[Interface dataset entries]

◆ ◆ ◆ ◆ ◆

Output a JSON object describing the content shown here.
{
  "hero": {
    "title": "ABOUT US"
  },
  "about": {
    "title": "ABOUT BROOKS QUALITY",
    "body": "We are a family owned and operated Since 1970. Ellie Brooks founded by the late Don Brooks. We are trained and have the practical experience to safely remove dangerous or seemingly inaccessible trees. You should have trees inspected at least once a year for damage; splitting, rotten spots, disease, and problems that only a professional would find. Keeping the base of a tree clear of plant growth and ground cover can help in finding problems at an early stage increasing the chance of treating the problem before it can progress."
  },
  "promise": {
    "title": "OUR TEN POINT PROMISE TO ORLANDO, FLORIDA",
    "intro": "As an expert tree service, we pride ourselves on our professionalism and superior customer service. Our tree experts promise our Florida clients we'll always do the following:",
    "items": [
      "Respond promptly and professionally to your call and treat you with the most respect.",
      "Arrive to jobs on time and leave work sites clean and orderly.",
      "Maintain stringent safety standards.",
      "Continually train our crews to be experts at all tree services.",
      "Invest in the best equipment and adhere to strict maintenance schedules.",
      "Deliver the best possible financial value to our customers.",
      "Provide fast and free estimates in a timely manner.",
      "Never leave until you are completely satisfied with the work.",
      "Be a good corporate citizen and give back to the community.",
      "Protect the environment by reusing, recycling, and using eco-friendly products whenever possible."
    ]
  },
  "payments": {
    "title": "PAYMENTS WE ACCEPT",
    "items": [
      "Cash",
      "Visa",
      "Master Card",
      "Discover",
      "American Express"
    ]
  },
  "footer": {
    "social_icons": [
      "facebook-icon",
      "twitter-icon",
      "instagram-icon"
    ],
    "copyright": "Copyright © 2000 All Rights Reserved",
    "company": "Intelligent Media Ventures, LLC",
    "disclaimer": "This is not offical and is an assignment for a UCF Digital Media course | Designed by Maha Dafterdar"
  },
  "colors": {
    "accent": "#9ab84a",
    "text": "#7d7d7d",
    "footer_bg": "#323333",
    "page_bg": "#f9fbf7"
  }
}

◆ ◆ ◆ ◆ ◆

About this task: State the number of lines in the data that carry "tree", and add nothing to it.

Solution to the problem: 3